Side A: “I say white brother, because I believe that to be the proper phrase, inasmuch as I believe in the principle of the fatherhood of God and the brotherhood of all mankind no matter what the color of his skin may be.” Richard L. Davis championed the cause of racial equality throughout the eastern coalfields, calling for an end to the color line and for all miners to unite against wage slavery. He was born in Roanoke County, Virginia in 1862 and arrived in racially integrated Rendville in 1882, where he became an organizer for the Knights of Labor. In 1886, a year after the Great Hocking Valley Strike, Davis wrote his first letters to the editor of the National Labor Tribune, establishing himself as voice for miners in the labor movement. (Continued on other side)

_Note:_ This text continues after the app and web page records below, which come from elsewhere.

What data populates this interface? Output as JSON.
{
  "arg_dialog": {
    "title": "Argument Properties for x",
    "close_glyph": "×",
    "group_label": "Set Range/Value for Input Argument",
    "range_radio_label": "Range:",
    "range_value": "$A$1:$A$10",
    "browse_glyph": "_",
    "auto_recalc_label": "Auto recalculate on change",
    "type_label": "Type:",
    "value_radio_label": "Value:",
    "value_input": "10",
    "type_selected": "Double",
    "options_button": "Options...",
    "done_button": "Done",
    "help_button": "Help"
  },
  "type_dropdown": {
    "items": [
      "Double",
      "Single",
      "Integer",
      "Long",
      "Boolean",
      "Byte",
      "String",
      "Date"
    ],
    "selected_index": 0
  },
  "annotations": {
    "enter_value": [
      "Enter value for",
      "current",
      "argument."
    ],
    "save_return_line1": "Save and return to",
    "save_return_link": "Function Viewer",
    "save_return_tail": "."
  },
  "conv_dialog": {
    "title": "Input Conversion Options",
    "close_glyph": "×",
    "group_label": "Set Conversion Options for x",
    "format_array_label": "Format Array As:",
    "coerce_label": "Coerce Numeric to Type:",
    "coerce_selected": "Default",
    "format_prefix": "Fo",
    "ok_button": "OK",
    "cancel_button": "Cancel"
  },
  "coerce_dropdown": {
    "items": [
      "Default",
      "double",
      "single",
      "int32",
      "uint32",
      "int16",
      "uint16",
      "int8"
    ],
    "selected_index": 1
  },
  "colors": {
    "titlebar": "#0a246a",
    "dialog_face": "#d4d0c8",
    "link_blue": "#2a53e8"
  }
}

Side B: (Continued from other side) From 1890 to 1899, he wrote a total of 168 letters to the editors of the National Labor Tribune and the United Mine Workers Journal about the need to organize for fair wages and working conditions, and for racial equality in the mines. Davis was one of two African Americans from Ohio who attended the founding convention of the United Mine Workers of America held in Columbus, Ohio in January 1890. He next served for five years on the executive board of District 6 (Ohio) of the United Mine Workers of America before being twice elected to serve on its National Executive Committee in 1896-97. Blacklisted by mine operators, Davis fell on hard times and died in 1900. He is buried in Rendville Cemetery.